The King County Assessor has been monitoring the economic impacts of the COVID-19 pandemic. While residential housing values have remained steady, some commercial sectors are being heavily impacted. It is important to note, however, that, by state law, values are set as of January 1 each year. Taxes collected this year are based on the value of the property on January 1, 2020. Therefore, any changes in commercial values caused by COVID will be reflected in the 2021 assessed value for taxes payable in 2022.
“The world today is radically different than it was on January 1, 2020 when state law has us set assessed values for this year’s taxes,” said Wilson. “While residential values have been steady, many businesses have been either temporarily closed or their operations dramatically constrained. And thousands of workers have been laid off or furloughed.”
Last year the Assessor launched an online portal to allow commercial property owners to inform King County of impacts to their property value. Commercial taxpayers should go here: https://www.kingcounty.gov/COVID-value-review to report these COVID impacts.
“We want to accurately capture the effects COVID has had on commercial property values,” said Wilson. “This portal will help us do that. And we hope the legislature will take action on legislation we have proposed to help these commercial properties now.”
Seniors and the Disable May Be Eligible for Tax Relief

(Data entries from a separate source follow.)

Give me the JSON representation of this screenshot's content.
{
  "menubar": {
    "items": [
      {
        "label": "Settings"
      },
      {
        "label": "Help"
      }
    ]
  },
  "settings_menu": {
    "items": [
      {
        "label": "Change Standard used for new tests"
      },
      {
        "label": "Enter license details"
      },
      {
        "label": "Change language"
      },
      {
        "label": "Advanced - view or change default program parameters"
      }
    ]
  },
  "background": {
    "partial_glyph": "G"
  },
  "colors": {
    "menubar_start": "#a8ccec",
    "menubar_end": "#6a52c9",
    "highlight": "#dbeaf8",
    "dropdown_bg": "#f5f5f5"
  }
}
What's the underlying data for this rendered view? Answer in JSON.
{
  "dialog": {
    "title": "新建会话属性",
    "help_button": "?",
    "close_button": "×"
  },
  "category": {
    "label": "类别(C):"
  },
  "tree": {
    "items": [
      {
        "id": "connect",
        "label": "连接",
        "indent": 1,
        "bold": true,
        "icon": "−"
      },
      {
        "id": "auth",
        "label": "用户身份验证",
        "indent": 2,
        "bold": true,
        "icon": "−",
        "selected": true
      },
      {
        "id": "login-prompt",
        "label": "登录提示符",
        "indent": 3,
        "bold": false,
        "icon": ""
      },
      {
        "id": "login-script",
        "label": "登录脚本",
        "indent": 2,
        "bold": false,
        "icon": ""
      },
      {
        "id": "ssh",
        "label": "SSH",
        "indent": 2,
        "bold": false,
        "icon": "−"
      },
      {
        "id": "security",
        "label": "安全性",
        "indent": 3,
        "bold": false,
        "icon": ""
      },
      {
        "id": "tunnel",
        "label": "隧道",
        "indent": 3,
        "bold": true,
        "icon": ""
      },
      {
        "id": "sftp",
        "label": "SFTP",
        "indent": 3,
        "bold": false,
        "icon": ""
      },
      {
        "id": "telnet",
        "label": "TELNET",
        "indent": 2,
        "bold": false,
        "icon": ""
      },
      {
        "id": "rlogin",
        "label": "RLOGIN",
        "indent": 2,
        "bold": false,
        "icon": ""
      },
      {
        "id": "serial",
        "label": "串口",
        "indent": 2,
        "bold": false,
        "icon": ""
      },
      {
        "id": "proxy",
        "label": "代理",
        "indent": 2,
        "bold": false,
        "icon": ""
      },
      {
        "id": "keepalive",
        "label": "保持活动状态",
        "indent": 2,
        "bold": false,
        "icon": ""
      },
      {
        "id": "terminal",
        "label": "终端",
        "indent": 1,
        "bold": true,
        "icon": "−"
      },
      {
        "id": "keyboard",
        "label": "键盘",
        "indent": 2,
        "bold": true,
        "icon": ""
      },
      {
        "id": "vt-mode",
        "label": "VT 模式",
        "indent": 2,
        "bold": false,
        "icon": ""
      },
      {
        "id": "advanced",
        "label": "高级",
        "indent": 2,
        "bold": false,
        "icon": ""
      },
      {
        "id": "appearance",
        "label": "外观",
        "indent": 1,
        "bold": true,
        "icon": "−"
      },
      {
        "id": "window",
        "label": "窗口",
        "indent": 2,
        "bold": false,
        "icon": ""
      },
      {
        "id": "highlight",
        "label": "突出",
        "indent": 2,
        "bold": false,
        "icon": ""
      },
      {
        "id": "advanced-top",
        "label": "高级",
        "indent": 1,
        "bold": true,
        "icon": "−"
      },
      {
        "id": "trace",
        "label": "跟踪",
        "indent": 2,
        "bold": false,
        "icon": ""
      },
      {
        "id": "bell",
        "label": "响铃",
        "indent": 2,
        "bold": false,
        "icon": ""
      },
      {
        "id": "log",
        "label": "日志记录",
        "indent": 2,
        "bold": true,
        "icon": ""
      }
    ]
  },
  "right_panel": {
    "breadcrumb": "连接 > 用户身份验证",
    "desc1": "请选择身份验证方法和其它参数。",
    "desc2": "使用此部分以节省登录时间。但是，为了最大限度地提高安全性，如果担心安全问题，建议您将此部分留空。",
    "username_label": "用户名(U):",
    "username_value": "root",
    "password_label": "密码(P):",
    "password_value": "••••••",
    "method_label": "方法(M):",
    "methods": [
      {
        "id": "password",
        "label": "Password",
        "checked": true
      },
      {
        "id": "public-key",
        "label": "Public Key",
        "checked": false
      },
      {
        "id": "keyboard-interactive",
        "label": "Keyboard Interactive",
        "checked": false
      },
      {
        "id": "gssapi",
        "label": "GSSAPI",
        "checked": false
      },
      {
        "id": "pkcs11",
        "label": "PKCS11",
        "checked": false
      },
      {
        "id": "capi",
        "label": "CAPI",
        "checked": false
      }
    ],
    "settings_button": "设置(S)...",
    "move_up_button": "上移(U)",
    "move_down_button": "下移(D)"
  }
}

For seniors and the disabled, it is important to be aware of our state’s property tax relief programs. King County taxpayers who are 61 years or older, or disabled, own their home, and have an annual income of $58,423 or less after certain medical or long-term care expenses, may be eligible for tax relief. Taxpayers should visit this site: https://www.kingcounty.gov/depts/assessor/TaxRelief.aspx for more information and to apply online.
During 2020 we saw a more than 300% increase in the number of residents applying for Senior Exemptions. We expect more homeowners to apply in 2021. Processing applications with staff working at home due to the pandemic has been a challenge, but King County is doing everything possible to swiftly process applications.
Property owners can find tax levy rates and more property related information by visiting the eReal Property Search on the King County Assessor’s website or by calling 206-296-7300.
General Info: 206-296-7300
Senior Exemptions: 206.296.3920
Toll Free: 1-800-325-6165 ext. 7-1060
TTY Relay: 711
Where Do Your Property Tax Dollars Go?
How King County's revenue falls behind even as property taxes go up
2020 Area Reports: The King County Department of Assessments annually revalues 700,000 parcels.
Area Reports are provided between June and October. The following files are in .PDF format, and are all roughly 250 KB to 3,000 KB in size. You will need a copy of PDF reader to view these files. For more information visit Software help.
|Area||Location Name||Mail Date|
|62||Algona, South Auburn, Pacific, Enumclaw, and Unincorporated King County||9-17-2020|
|14||Shoreline,Broadview,Maple Leaf, Pinehurst||9-10-2020|
|17||University District and Sand Point(Area 17)||9-3-2020|
|85||Bothell/ Kenmore/ Kirkland||9-3-2020|
|75||I-90 Corridor To NE Renton||8-13-2020|
|95||Plateau - Valley||8-13-2020|
|55||Federal Way, Des Moines, Milton, and West Hill neighborhood of Kent||8-6-2020|
|20||Magnolia, Queen Anne, Nickerson, Interbay, Westlake, Ballard/Fremont||7-23-2020|
|35||Sodo / Duwamish Industrial Dist||7-23-2020|
|40||Rainier Valley/ International Dist||7-23-2020|
|50||Burien, Seatac, Tukwila and Normandy Park||7-23-2020|
|60||SE King County||7-23-2020|
Commercial Specialty Area
|Area||Location Name||Mail Date|
|413||Fast Food/ Institutional Restaurants||9-24-2020|
|15 and 730||Floating Homes and Houseboats||9-17-2020|
|160||Hotels and Motels||9-10-2020|
|510||High Tech – Flex||8-20-2020|
KEY DATES 2021
- April 30th First half of property taxes due
(If taxes are less than $50, full payment is due.)
- April 30th Personal property listing forms due
- June 1 Three percent penalty assessed on delinquent taxes
- July 1 Appeals to the County Board of Equalization must be filed by July 1 or within
60 days of notification.
- Sept. 1 Applications for limited income
- Oct. 31 Second half of property taxes due
- Dec. 1 Eight percent penalty assessed on delinquent taxes